WHAT IS EXPECTED –
Retype each line of the listing. Do not alter anything.

RECORDS SUPPLIED –
* * * *
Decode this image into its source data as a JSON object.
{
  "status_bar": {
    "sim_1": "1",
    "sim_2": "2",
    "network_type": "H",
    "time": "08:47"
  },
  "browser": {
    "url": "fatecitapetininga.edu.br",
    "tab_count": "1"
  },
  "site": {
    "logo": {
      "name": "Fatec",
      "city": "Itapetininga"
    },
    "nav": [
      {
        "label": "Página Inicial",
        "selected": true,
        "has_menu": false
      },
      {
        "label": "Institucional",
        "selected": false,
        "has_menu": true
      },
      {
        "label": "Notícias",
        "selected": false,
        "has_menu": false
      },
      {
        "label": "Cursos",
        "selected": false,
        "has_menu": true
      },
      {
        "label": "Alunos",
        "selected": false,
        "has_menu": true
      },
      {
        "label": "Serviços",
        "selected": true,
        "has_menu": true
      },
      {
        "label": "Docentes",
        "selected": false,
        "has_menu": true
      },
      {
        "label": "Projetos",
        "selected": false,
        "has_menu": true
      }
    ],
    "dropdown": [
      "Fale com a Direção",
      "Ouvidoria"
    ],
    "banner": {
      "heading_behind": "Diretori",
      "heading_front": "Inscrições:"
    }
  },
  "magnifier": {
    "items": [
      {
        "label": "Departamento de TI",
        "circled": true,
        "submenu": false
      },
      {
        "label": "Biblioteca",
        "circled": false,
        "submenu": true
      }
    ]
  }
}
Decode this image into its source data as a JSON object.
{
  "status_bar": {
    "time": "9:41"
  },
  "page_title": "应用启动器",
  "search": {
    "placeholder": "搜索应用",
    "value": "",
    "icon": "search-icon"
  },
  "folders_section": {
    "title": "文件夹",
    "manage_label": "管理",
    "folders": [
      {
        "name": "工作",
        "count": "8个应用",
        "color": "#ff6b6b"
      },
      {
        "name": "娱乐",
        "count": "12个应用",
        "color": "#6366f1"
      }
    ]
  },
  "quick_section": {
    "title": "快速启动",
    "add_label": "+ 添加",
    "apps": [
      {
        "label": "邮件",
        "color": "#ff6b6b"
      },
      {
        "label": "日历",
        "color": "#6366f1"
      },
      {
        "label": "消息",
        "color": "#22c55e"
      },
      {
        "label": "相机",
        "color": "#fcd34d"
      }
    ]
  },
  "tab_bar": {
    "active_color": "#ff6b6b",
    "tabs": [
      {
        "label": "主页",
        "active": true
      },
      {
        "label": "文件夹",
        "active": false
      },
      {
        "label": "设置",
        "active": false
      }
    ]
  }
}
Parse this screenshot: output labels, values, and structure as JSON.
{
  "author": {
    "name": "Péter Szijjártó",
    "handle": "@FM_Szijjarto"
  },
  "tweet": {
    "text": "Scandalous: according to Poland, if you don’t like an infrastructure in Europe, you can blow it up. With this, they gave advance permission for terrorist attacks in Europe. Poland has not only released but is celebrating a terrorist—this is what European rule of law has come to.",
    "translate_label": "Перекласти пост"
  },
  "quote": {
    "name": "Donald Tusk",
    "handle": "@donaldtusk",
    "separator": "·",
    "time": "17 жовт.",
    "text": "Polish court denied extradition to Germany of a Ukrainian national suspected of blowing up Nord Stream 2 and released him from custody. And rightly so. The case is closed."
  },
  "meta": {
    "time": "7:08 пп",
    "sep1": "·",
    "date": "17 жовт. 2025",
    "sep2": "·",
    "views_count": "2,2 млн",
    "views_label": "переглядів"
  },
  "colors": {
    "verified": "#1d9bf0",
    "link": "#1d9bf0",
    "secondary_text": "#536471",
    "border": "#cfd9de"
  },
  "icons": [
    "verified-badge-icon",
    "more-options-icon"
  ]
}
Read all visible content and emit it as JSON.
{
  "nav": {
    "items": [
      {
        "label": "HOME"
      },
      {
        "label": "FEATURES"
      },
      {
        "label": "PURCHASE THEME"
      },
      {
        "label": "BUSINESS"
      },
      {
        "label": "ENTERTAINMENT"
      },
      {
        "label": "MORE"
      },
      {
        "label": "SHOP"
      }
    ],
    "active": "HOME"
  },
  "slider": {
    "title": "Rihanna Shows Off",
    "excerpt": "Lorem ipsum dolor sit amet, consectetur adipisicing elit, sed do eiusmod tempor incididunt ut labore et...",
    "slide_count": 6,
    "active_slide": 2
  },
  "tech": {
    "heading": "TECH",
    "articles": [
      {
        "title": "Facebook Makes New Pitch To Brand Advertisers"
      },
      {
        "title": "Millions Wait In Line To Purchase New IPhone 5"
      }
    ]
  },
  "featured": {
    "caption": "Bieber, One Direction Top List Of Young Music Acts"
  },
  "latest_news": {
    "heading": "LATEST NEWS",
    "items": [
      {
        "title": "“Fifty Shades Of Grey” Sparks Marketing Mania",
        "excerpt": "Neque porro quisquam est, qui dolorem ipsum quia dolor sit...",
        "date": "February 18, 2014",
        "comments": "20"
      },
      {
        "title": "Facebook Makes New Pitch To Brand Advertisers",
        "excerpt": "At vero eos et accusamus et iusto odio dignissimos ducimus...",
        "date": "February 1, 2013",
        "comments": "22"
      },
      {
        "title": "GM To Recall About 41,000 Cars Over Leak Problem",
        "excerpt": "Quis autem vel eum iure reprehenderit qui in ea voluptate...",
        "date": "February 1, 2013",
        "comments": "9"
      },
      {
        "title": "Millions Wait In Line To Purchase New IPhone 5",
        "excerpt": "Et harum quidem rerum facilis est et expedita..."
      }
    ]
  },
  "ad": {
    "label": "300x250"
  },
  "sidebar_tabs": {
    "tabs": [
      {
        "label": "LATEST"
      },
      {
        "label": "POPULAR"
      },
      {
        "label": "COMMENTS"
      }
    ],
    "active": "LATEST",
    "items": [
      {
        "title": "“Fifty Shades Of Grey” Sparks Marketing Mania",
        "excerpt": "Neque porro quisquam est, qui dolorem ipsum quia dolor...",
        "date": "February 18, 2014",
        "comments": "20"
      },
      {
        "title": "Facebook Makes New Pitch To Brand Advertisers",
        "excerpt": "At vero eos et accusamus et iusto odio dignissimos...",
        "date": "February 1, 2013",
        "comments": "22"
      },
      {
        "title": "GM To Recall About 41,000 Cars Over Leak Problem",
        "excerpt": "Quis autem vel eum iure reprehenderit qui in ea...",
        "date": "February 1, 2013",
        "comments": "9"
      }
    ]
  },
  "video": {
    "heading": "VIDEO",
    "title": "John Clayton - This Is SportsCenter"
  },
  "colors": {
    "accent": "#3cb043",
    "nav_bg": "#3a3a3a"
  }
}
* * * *
TASK RESULT –
Decode this image into its source data as a JSON object.
{
  "status_bar": {
    "sim_1": "1",
    "sim_2": "2",
    "network_type": "H",
    "time": "08:47"
  },
  "browser": {
    "url": "fatecitapetininga.edu.br",
    "tab_count": "1"
  },
  "site": {
    "logo": {
      "name": "Fatec",
      "city": "Itapetininga"
    },
    "nav": [
      {
        "label": "Página Inicial",
        "selected": true,
        "has_menu": false
      },
      {
        "label": "Institucional",
        "selected": false,
        "has_menu": true
      },
      {
        "label": "Notícias",
        "selected": false,
        "has_menu": false
      },
      {
        "label": "Cursos",
        "selected": false,
        "has_menu": true
      },
      {
        "label": "Alunos",
        "selected": false,
        "has_menu": true
      },
      {
        "label": "Serviços",
        "selected": true,
        "has_menu": true
      },
      {
        "label": "Docentes",
        "selected": false,
        "has_menu": true
      },
      {
        "label": "Projetos",
        "selected": false,
        "has_menu": true
      }
    ],
    "dropdown": [
      "Fale com a Direção",
      "Ouvidoria"
    ],
    "banner": {
      "heading_behind": "Diretori",
      "heading_front": "Inscrições:"
    }
  },
  "magnifier": {
    "items": [
      {
        "label": "Departamento de TI",
        "circled": true,
        "submenu": false
      },
      {
        "label": "Biblioteca",
        "circled": false,
        "submenu": true
      }
    ]
  }
}
Decode this image into its source data as a JSON object.
{
  "status_bar": {
    "time": "9:41"
  },
  "page_title": "应用启动器",
  "search": {
    "placeholder": "搜索应用",
    "value": "",
    "icon": "search-icon"
  },
  "folders_section": {
    "title": "文件夹",
    "manage_label": "管理",
    "folders": [
      {
        "name": "工作",
        "count": "8个应用",
        "color": "#ff6b6b"
      },
      {
        "name": "娱乐",
        "count": "12个应用",
        "color": "#6366f1"
      }
    ]
  },
  "quick_section": {
    "title": "快速启动",
    "add_label": "+ 添加",
    "apps": [
      {
        "label": "邮件",
        "color": "#ff6b6b"
      },
      {
        "label": "日历",
        "color": "#6366f1"
      },
      {
        "label": "消息",
        "color": "#22c55e"
      },
      {
        "label": "相机",
        "color": "#fcd34d"
      }
    ]
  },
  "tab_bar": {
    "active_color": "#ff6b6b",
    "tabs": [
      {
        "label": "主页",
        "active": true
      },
      {
        "label": "文件夹",
        "active": false
      },
      {
        "label": "设置",
        "active": false
      }
    ]
  }
}
Parse this screenshot: output labels, values, and structure as JSON.
{
  "author": {
    "name": "Péter Szijjártó",
    "handle": "@FM_Szijjarto"
  },
  "tweet": {
    "text": "Scandalous: according to Poland, if you don’t like an infrastructure in Europe, you can blow it up. With this, they gave advance permission for terrorist attacks in Europe. Poland has not only released but is celebrating a terrorist—this is what European rule of law has come to.",
    "translate_label": "Перекласти пост"
  },
  "quote": {
    "name": "Donald Tusk",
    "handle": "@donaldtusk",
    "separator": "·",
    "time": "17 жовт.",
    "text": "Polish court denied extradition to Germany of a Ukrainian national suspected of blowing up Nord Stream 2 and released him from custody. And rightly so. The case is closed."
  },
  "meta": {
    "time": "7:08 пп",
    "sep1": "·",
    "date": "17 жовт. 2025",
    "sep2": "·",
    "views_count": "2,2 млн",
    "views_label": "переглядів"
  },
  "colors": {
    "verified": "#1d9bf0",
    "link": "#1d9bf0",
    "secondary_text": "#536471",
    "border": "#cfd9de"
  },
  "icons": [
    "verified-badge-icon",
    "more-options-icon"
  ]
}
Read all visible content and emit it as JSON.
{
  "nav": {
    "items": [
      {
        "label": "HOME"
      },
      {
        "label": "FEATURES"
      },
      {
        "label": "PURCHASE THEME"
      },
      {
        "label": "BUSINESS"
      },
      {
        "label": "ENTERTAINMENT"
      },
      {
        "label": "MORE"
      },
      {
        "label": "SHOP"
      }
    ],
    "active": "HOME"
  },
  "slider": {
    "title": "Rihanna Shows Off",
    "excerpt": "Lorem ipsum dolor sit amet, consectetur adipisicing elit, sed do eiusmod tempor incididunt ut labore et...",
    "slide_count": 6,
    "active_slide": 2
  },
  "tech": {
    "heading": "TECH",
    "articles": [
      {
        "title": "Facebook Makes New Pitch To Brand Advertisers"
      },
      {
        "title": "Millions Wait In Line To Purchase New IPhone 5"
      }
    ]
  },
  "featured": {
    "caption": "Bieber, One Direction Top List Of Young Music Acts"
  },
  "latest_news": {
    "heading": "LATEST NEWS",
    "items": [
      {
        "title": "“Fifty Shades Of Grey” Sparks Marketing Mania",
        "excerpt": "Neque porro quisquam est, qui dolorem ipsum quia dolor sit...",
        "date": "February 18, 2014",
        "comments": "20"
      },
      {
        "title": "Facebook Makes New Pitch To Brand Advertisers",
        "excerpt": "At vero eos et accusamus et iusto odio dignissimos ducimus...",
        "date": "February 1, 2013",
        "comments": "22"
      },
      {
        "title": "GM To Recall About 41,000 Cars Over Leak Problem",
        "excerpt": "Quis autem vel eum iure reprehenderit qui in ea voluptate...",
        "date": "February 1, 2013",
        "comments": "9"
      },
      {
        "title": "Millions Wait In Line To Purchase New IPhone 5",
        "excerpt": "Et harum quidem rerum facilis est et expedita..."
      }
    ]
  },
  "ad": {
    "label": "300x250"
  },
  "sidebar_tabs": {
    "tabs": [
      {
        "label": "LATEST"
      },
      {
        "label": "POPULAR"
      },
      {
        "label": "COMMENTS"
      }
    ],
    "active": "LATEST",
    "items": [
      {
        "title": "“Fifty Shades Of Grey” Sparks Marketing Mania",
        "excerpt": "Neque porro quisquam est, qui dolorem ipsum quia dolor...",
        "date": "February 18, 2014",
        "comments": "20"
      },
      {
        "title": "Facebook Makes New Pitch To Brand Advertisers",
        "excerpt": "At vero eos et accusamus et iusto odio dignissimos...",
        "date": "February 1, 2013",
        "comments": "22"
      },
      {
        "title": "GM To Recall About 41,000 Cars Over Leak Problem",
        "excerpt": "Quis autem vel eum iure reprehenderit qui in ea...",
        "date": "February 1, 2013",
        "comments": "9"
      }
    ]
  },
  "video": {
    "heading": "VIDEO",
    "title": "John Clayton - This Is SportsCenter"
  },
  "colors": {
    "accent": "#3cb043",
    "nav_bg": "#3a3a3a"
  }
}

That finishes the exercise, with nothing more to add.